◆ Try it ◆
Reproduce the whole listing, keeping each line as it is.
[Records for processing — start]
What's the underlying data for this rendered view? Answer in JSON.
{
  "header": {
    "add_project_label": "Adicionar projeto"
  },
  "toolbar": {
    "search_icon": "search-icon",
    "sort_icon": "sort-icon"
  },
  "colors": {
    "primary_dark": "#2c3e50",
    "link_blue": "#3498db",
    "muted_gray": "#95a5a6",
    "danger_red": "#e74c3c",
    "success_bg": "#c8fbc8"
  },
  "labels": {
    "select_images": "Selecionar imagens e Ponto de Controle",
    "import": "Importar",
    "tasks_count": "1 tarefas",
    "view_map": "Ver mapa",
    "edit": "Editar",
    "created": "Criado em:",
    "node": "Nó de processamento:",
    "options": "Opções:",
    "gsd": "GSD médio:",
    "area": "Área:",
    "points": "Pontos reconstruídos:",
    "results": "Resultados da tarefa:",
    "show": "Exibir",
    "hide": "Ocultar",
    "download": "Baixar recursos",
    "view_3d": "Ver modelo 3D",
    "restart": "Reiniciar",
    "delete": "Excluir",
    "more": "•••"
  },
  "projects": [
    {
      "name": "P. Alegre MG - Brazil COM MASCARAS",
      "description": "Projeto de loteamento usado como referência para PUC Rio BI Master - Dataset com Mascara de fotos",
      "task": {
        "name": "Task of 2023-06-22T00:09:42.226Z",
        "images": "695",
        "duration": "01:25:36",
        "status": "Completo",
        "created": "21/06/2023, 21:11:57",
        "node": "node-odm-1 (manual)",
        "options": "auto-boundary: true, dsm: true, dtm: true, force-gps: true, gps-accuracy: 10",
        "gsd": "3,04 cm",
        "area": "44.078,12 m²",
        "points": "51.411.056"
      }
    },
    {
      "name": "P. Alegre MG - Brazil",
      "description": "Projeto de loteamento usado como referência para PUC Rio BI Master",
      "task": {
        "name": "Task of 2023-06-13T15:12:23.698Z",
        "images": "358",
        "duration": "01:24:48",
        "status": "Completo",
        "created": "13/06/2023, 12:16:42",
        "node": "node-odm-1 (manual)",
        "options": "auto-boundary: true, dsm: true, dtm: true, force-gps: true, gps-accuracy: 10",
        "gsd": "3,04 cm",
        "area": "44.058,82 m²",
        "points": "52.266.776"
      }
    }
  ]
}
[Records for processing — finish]
◆ Response ◆
What's the underlying data for this rendered view? Answer in JSON.
{
  "header": {
    "add_project_label": "Adicionar projeto"
  },
  "toolbar": {
    "search_icon": "search-icon",
    "sort_icon": "sort-icon"
  },
  "colors": {
    "primary_dark": "#2c3e50",
    "link_blue": "#3498db",
    "muted_gray": "#95a5a6",
    "danger_red": "#e74c3c",
    "success_bg": "#c8fbc8"
  },
  "labels": {
    "select_images": "Selecionar imagens e Ponto de Controle",
    "import": "Importar",
    "tasks_count": "1 tarefas",
    "view_map": "Ver mapa",
    "edit": "Editar",
    "created": "Criado em:",
    "node": "Nó de processamento:",
    "options": "Opções:",
    "gsd": "GSD médio:",
    "area": "Área:",
    "points": "Pontos reconstruídos:",
    "results": "Resultados da tarefa:",
    "show": "Exibir",
    "hide": "Ocultar",
    "download": "Baixar recursos",
    "view_3d": "Ver modelo 3D",
    "restart": "Reiniciar",
    "delete": "Excluir",
    "more": "•••"
  },
  "projects": [
    {
      "name": "P. Alegre MG - Brazil COM MASCARAS",
      "description": "Projeto de loteamento usado como referência para PUC Rio BI Master - Dataset com Mascara de fotos",
      "task": {
        "name": "Task of 2023-06-22T00:09:42.226Z",
        "images": "695",
        "duration": "01:25:36",
        "status": "Completo",
        "created": "21/06/2023, 21:11:57",
        "node": "node-odm-1 (manual)",
        "options": "auto-boundary: true, dsm: true, dtm: true, force-gps: true, gps-accuracy: 10",
        "gsd": "3,04 cm",
        "area": "44.078,12 m²",
        "points": "51.411.056"
      }
    },
    {
      "name": "P. Alegre MG - Brazil",
      "description": "Projeto de loteamento usado como referência para PUC Rio BI Master",
      "task": {
        "name": "Task of 2023-06-13T15:12:23.698Z",
        "images": "358",
        "duration": "01:24:48",
        "status": "Completo",
        "created": "13/06/2023, 12:16:42",
        "node": "node-odm-1 (manual)",
        "options": "auto-boundary: true, dsm: true, dtm: true, force-gps: true, gps-accuracy: 10",
        "gsd": "3,04 cm",
        "area": "44.058,82 m²",
        "points": "52.266.776"
      }
    }
  ]
}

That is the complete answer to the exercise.